╭──
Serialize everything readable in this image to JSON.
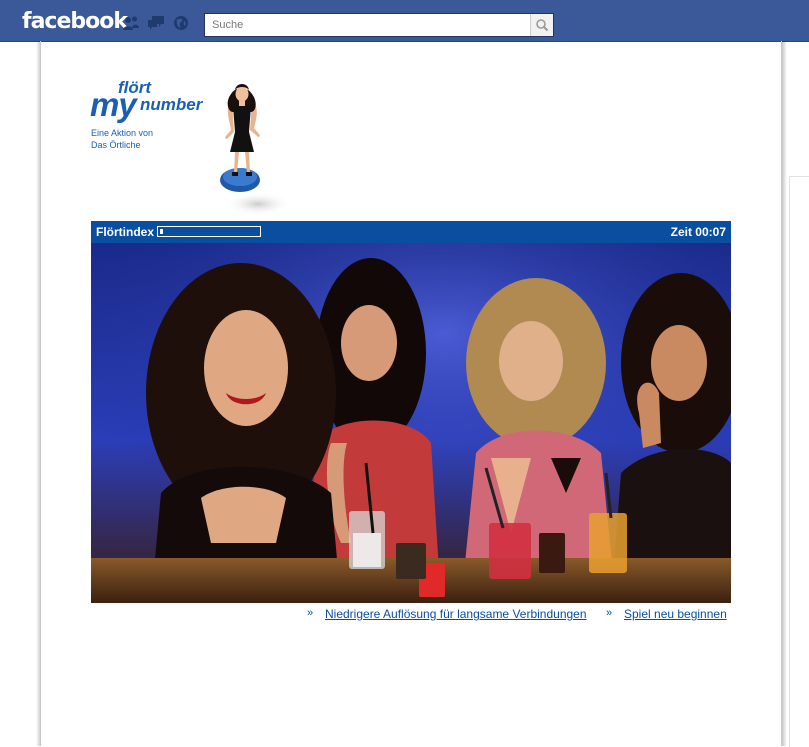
{
  "facebook": {
    "logo_text": "facebook",
    "icons": [
      "friend-requests-icon",
      "messages-icon",
      "notifications-globe-icon",
      "search-icon"
    ],
    "search_placeholder": "Suche"
  },
  "app": {
    "logo": {
      "flort": "flört",
      "my": "my",
      "number": "number",
      "line1": "Eine Aktion von",
      "line2": "Das Örtliche"
    },
    "game": {
      "index_label": "Flörtindex",
      "flirt_index_progress": 0.03,
      "time_label": "Zeit 00:07"
    },
    "links": {
      "arrow": "»",
      "lower_resolution": "Niedrigere Auflösung für langsame Verbindungen",
      "restart": "Spiel neu beginnen"
    }
  },
  "colors": {
    "facebook_blue": "#3b5998",
    "app_blue": "#0a4ea0",
    "logo_blue": "#1a5fb4"
  }
}
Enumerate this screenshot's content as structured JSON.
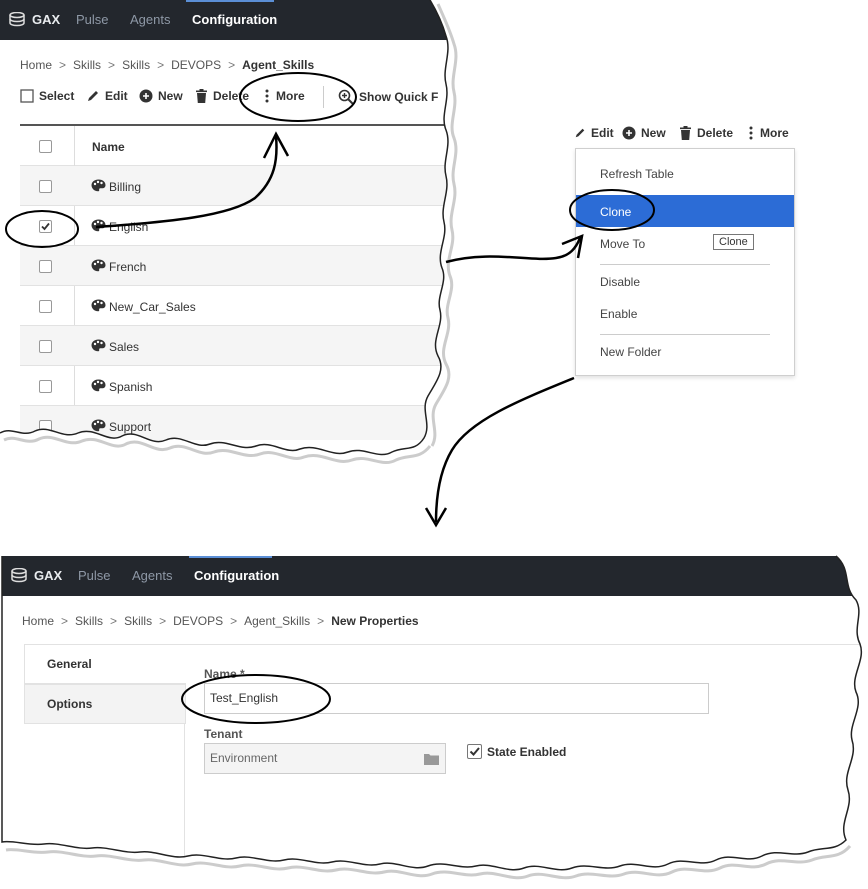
{
  "nav": {
    "brand": "GAX",
    "items": [
      "Pulse",
      "Agents",
      "Configuration"
    ]
  },
  "top_panel": {
    "breadcrumb": [
      "Home",
      "Skills",
      "Skills",
      "DEVOPS",
      "Agent_Skills"
    ],
    "toolbar": {
      "select": "Select",
      "edit": "Edit",
      "new": "New",
      "delete": "Delete",
      "more": "More",
      "show_quick": "Show Quick F"
    },
    "table": {
      "header_name": "Name",
      "rows": [
        {
          "name": "Billing",
          "checked": false
        },
        {
          "name": "English",
          "checked": true
        },
        {
          "name": "French",
          "checked": false
        },
        {
          "name": "New_Car_Sales",
          "checked": false
        },
        {
          "name": "Sales",
          "checked": false
        },
        {
          "name": "Spanish",
          "checked": false
        },
        {
          "name": "Support",
          "checked": false
        }
      ]
    }
  },
  "menu_panel": {
    "toolbar": {
      "edit": "Edit",
      "new": "New",
      "delete": "Delete",
      "more": "More"
    },
    "items": {
      "refresh": "Refresh Table",
      "clone": "Clone",
      "move": "Move To",
      "disable": "Disable",
      "enable": "Enable",
      "new_folder": "New Folder"
    },
    "tooltip": "Clone"
  },
  "bottom_panel": {
    "breadcrumb": [
      "Home",
      "Skills",
      "Skills",
      "DEVOPS",
      "Agent_Skills",
      "New Properties"
    ],
    "tabs": [
      "General",
      "Options"
    ],
    "form": {
      "name_label": "Name *",
      "name_value": "Test_English",
      "tenant_label": "Tenant",
      "tenant_value": "Environment",
      "state_label": "State Enabled",
      "state_checked": true
    }
  },
  "colors": {
    "navbar": "#23272d",
    "accent": "#2c6cd6",
    "nav_active": "#ffffff",
    "nav_inactive": "#8e98a6"
  }
}
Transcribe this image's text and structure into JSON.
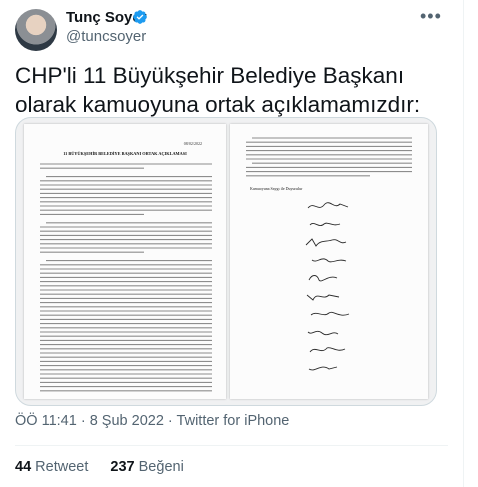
{
  "tweet": {
    "display_name": "Tunç Soyer",
    "handle": "@tuncsoyer",
    "text": "CHP'li 11 Büyükşehir Belediye Başkanı olarak kamuoyuna ortak açıklamamızdır:",
    "time": "ÖÖ 11:41",
    "date": "8 Şub 2022",
    "source": "Twitter for iPhone",
    "separator": "·",
    "more_icon": "more-horizontal-icon",
    "verified_icon": "verified-badge-icon"
  },
  "document": {
    "left_page": {
      "date": "08/02/2022",
      "heading": "11 BÜYÜKŞEHİR BELEDİYE BAŞKANI ORTAK AÇIKLAMASI"
    },
    "right_page": {
      "signatures_heading": "Kamuoyuna Saygı ile Duyurulur"
    }
  },
  "stats": {
    "retweets_count": "44",
    "retweets_label": "Retweet",
    "likes_count": "237",
    "likes_label": "Beğeni"
  },
  "colors": {
    "verified_blue": "#1d9bf0",
    "secondary_text": "#536471",
    "primary_text": "#0f1419"
  }
}
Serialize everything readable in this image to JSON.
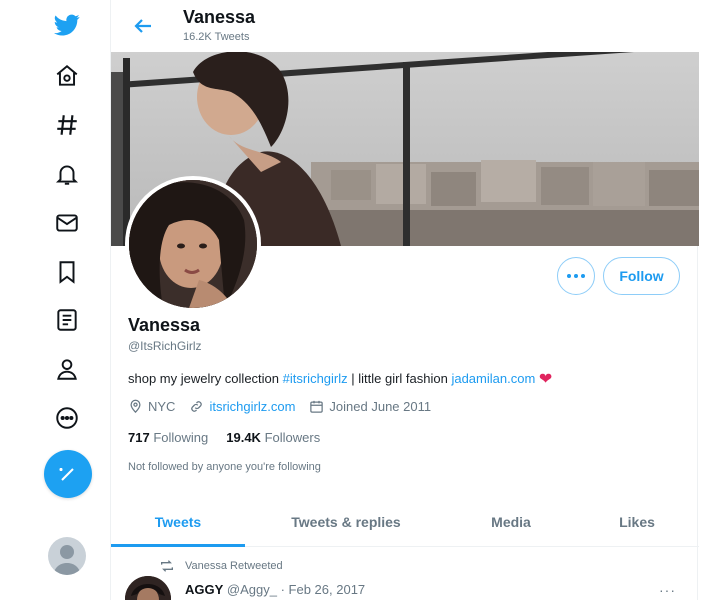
{
  "header": {
    "name": "Vanessa",
    "tweet_count": "16.2K Tweets"
  },
  "profile": {
    "name": "Vanessa",
    "handle": "@ItsRichGirlz",
    "bio_text": "shop my jewelry collection ",
    "bio_hashtag": "#itsrichgirlz",
    "bio_mid": " | little girl fashion ",
    "bio_link": "jadamilan.com",
    "bio_emoji": "❤",
    "location": "NYC",
    "website": "itsrichgirlz.com",
    "joined": "Joined June 2011",
    "following_count": "717",
    "following_label": "Following",
    "followers_count": "19.4K",
    "followers_label": "Followers",
    "followed_by": "Not followed by anyone you're following",
    "follow_button": "Follow"
  },
  "tabs": [
    {
      "label": "Tweets",
      "active": true
    },
    {
      "label": "Tweets & replies",
      "active": false
    },
    {
      "label": "Media",
      "active": false
    },
    {
      "label": "Likes",
      "active": false
    }
  ],
  "tweet": {
    "retweet_label": "Vanessa Retweeted",
    "author_name": "AGGY",
    "author_handle": "@Aggy_",
    "date": "Feb 26, 2017",
    "more": "···"
  },
  "colors": {
    "accent": "#1d9bf0",
    "text": "#0f1419",
    "muted": "#687884",
    "heart": "#e0245e"
  },
  "nav_icons": [
    "twitter-bird-icon",
    "home-icon",
    "explore-hashtag-icon",
    "notifications-bell-icon",
    "messages-envelope-icon",
    "bookmarks-icon",
    "lists-icon",
    "profile-icon",
    "more-icon",
    "compose-tweet-icon"
  ]
}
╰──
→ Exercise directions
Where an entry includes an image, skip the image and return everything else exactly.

→ Task solution
Serialize everything readable in this image to JSON.
{
  "facebook": {
    "logo_text": "facebook",
    "icons": [
      "friend-requests-icon",
      "messages-icon",
      "notifications-globe-icon",
      "search-icon"
    ],
    "search_placeholder": "Suche"
  },
  "app": {
    "logo": {
      "flort": "flört",
      "my": "my",
      "number": "number",
      "line1": "Eine Aktion von",
      "line2": "Das Örtliche"
    },
    "game": {
      "index_label": "Flörtindex",
      "flirt_index_progress": 0.03,
      "time_label": "Zeit 00:07"
    },
    "links": {
      "arrow": "»",
      "lower_resolution": "Niedrigere Auflösung für langsame Verbindungen",
      "restart": "Spiel neu beginnen"
    }
  },
  "colors": {
    "facebook_blue": "#3b5998",
    "app_blue": "#0a4ea0",
    "logo_blue": "#1a5fb4"
  }
}
Enumerate this screenshot's content as structured JSON.
{
  "nav": {
    "brand": "GAX",
    "items": [
      "Pulse",
      "Agents",
      "Configuration"
    ]
  },
  "top_panel": {
    "breadcrumb": [
      "Home",
      "Skills",
      "Skills",
      "DEVOPS",
      "Agent_Skills"
    ],
    "toolbar": {
      "select": "Select",
      "edit": "Edit",
      "new": "New",
      "delete": "Delete",
      "more": "More",
      "show_quick": "Show Quick F"
    },
    "table": {
      "header_name": "Name",
      "rows": [
        {
          "name": "Billing",
          "checked": false
        },
        {
          "name": "English",
          "checked": true
        },
        {
          "name": "French",
          "checked": false
        },
        {
          "name": "New_Car_Sales",
          "checked": false
        },
        {
          "name": "Sales",
          "checked": false
        },
        {
          "name": "Spanish",
          "checked": false
        },
        {
          "name": "Support",
          "checked": false
        }
      ]
    }
  },
  "menu_panel": {
    "toolbar": {
      "edit": "Edit",
      "new": "New",
      "delete": "Delete",
      "more": "More"
    },
    "items": {
      "refresh": "Refresh Table",
      "clone": "Clone",
      "move": "Move To",
      "disable": "Disable",
      "enable": "Enable",
      "new_folder": "New Folder"
    },
    "tooltip": "Clone"
  },
  "bottom_panel": {
    "breadcrumb": [
      "Home",
      "Skills",
      "Skills",
      "DEVOPS",
      "Agent_Skills",
      "New Properties"
    ],
    "tabs": [
      "General",
      "Options"
    ],
    "form": {
      "name_label": "Name *",
      "name_value": "Test_English",
      "tenant_label": "Tenant",
      "tenant_value": "Environment",
      "state_label": "State Enabled",
      "state_checked": true
    }
  },
  "colors": {
    "navbar": "#23272d",
    "accent": "#2c6cd6",
    "nav_active": "#ffffff",
    "nav_inactive": "#8e98a6"
  }
}
Transcribe this image's text and structure into JSON.
{
  "tweet": {
    "display_name": "Tunç Soyer",
    "handle": "@tuncsoyer",
    "text": "CHP'li 11 Büyükşehir Belediye Başkanı olarak kamuoyuna ortak açıklamamızdır:",
    "time": "ÖÖ 11:41",
    "date": "8 Şub 2022",
    "source": "Twitter for iPhone",
    "separator": "·",
    "more_icon": "more-horizontal-icon",
    "verified_icon": "verified-badge-icon"
  },
  "document": {
    "left_page": {
      "date": "08/02/2022",
      "heading": "11 BÜYÜKŞEHİR BELEDİYE BAŞKANI ORTAK AÇIKLAMASI"
    },
    "right_page": {
      "signatures_heading": "Kamuoyuna Saygı ile Duyurulur"
    }
  },
  "stats": {
    "retweets_count": "44",
    "retweets_label": "Retweet",
    "likes_count": "237",
    "likes_label": "Beğeni"
  },
  "colors": {
    "verified_blue": "#1d9bf0",
    "secondary_text": "#536471",
    "primary_text": "#0f1419"
  }
}
Serialize everything readable in this image to JSON.
{
  "header": {
    "name": "Vanessa",
    "tweet_count": "16.2K Tweets"
  },
  "profile": {
    "name": "Vanessa",
    "handle": "@ItsRichGirlz",
    "bio_text": "shop my jewelry collection ",
    "bio_hashtag": "#itsrichgirlz",
    "bio_mid": " | little girl fashion ",
    "bio_link": "jadamilan.com",
    "bio_emoji": "❤",
    "location": "NYC",
    "website": "itsrichgirlz.com",
    "joined": "Joined June 2011",
    "following_count": "717",
    "following_label": "Following",
    "followers_count": "19.4K",
    "followers_label": "Followers",
    "followed_by": "Not followed by anyone you're following",
    "follow_button": "Follow"
  },
  "tabs": [
    {
      "label": "Tweets",
      "active": true
    },
    {
      "label": "Tweets & replies",
      "active": false
    },
    {
      "label": "Media",
      "active": false
    },
    {
      "label": "Likes",
      "active": false
    }
  ],
  "tweet": {
    "retweet_label": "Vanessa Retweeted",
    "author_name": "AGGY",
    "author_handle": "@Aggy_",
    "date": "Feb 26, 2017",
    "more": "···"
  },
  "colors": {
    "accent": "#1d9bf0",
    "text": "#0f1419",
    "muted": "#687884",
    "heart": "#e0245e"
  },
  "nav_icons": [
    "twitter-bird-icon",
    "home-icon",
    "explore-hashtag-icon",
    "notifications-bell-icon",
    "messages-envelope-icon",
    "bookmarks-icon",
    "lists-icon",
    "profile-icon",
    "more-icon",
    "compose-tweet-icon"
  ]
}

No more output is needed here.